In the corner by the window is a child who cannot run and play. She is approximately three years old with cerebral palsy, impaired vision and a host of developmental delays. I was drawn to this girl back in November on my first visit when I would spy on her from the door but this time around I am beckoned into the world of her room. I stand beside her crib and try to see what she sees, hear what she hears, and feel what she feels. She is a dancer. I know because I am also a dancer and I recognize in her imperative, frantic movements the desire to express herself, to communicate even. She simulates a kind of running like a runner, drumming like a drummer, and rocking like a rocking chair on amphetamines. Medically speaking her movements would be described as spastic. In actuality, her choreography is sublime. Periodically, tired out from dancing, she rests. Now she is lying on her side with her back to me. I place my Reiki hand on her belly and sing to her. She makes a huge effort to crank her head towards the sound of my voice. There are the biggest eyes I have ever seen with eyelashes that curl for days. Now, she began to sing too in her way. Gurgles, and “ohh” sounds, and trills trip over each other as they spill out of her mouth.

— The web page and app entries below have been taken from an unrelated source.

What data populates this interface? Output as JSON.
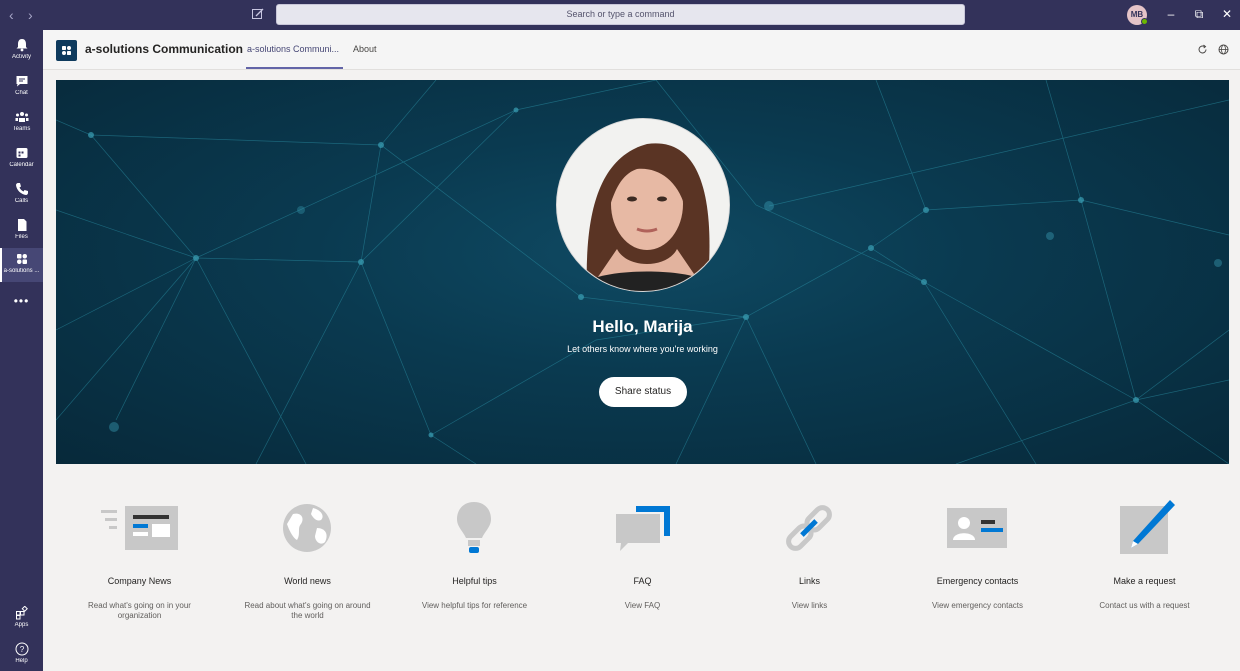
{
  "titlebar": {
    "search_placeholder": "Search or type a command",
    "avatar_initials": "MB"
  },
  "rail": {
    "items": [
      {
        "label": "Activity",
        "icon": "bell-icon"
      },
      {
        "label": "Chat",
        "icon": "chat-icon"
      },
      {
        "label": "Teams",
        "icon": "teams-icon"
      },
      {
        "label": "Calendar",
        "icon": "calendar-icon"
      },
      {
        "label": "Calls",
        "icon": "phone-icon"
      },
      {
        "label": "Files",
        "icon": "file-icon"
      },
      {
        "label": "a-solutions ...",
        "icon": "app-icon"
      }
    ],
    "more": "•••",
    "apps_label": "Apps",
    "help_label": "Help"
  },
  "header": {
    "app_title": "a-solutions Communication",
    "tabs": [
      {
        "label": "a-solutions Communi..."
      },
      {
        "label": "About"
      }
    ]
  },
  "hero": {
    "greeting": "Hello, Marija",
    "subtitle": "Let others know where you're working",
    "share_button": "Share status"
  },
  "tiles": [
    {
      "title": "Company News",
      "description": "Read what's going on in your organization",
      "icon": "newspaper-icon"
    },
    {
      "title": "World news",
      "description": "Read about what's going on around the world",
      "icon": "globe-icon"
    },
    {
      "title": "Helpful tips",
      "description": "View helpful tips for reference",
      "icon": "lightbulb-icon"
    },
    {
      "title": "FAQ",
      "description": "View FAQ",
      "icon": "speech-bubble-icon"
    },
    {
      "title": "Links",
      "description": "View links",
      "icon": "link-icon"
    },
    {
      "title": "Emergency contacts",
      "description": "View emergency contacts",
      "icon": "contact-card-icon"
    },
    {
      "title": "Make a request",
      "description": "Contact us with a request",
      "icon": "pen-icon"
    }
  ],
  "colors": {
    "rail": "#33325a",
    "accent": "#6264a7",
    "hero": "#0a3a50",
    "icon_blue": "#0078d4",
    "icon_gray": "#c8c8c8"
  }
}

She started laughing. What, I wondered, had tickled her? What’s so funny? Honey! Suddenly I became aware of the window next to her crib. The way the curtains billowed, the sunlight streaming in, and the shadows too. The play of light and the patterns it revealed on the wood slats of the crib. The rough texture of the sheet she lay on, and the noise of the other babies that kept her company. The rhythm of her heart beating when she drove her limbs that way. The moisture of the saliva escaping her lips, and the river of water cascading over her chin. I held her feet. I could tell she liked it. I rocked her in the cradle of her body. I could tell she liked that too. Ah, a different rhythm for a change. I said thank you to her for teaching me her dance. “I’ll come back and see you tomorrow.” I am not sure if she believed me but neither of us was prepared to abandon hope. Not now, not ever.

Photo Credit: Keely Garfield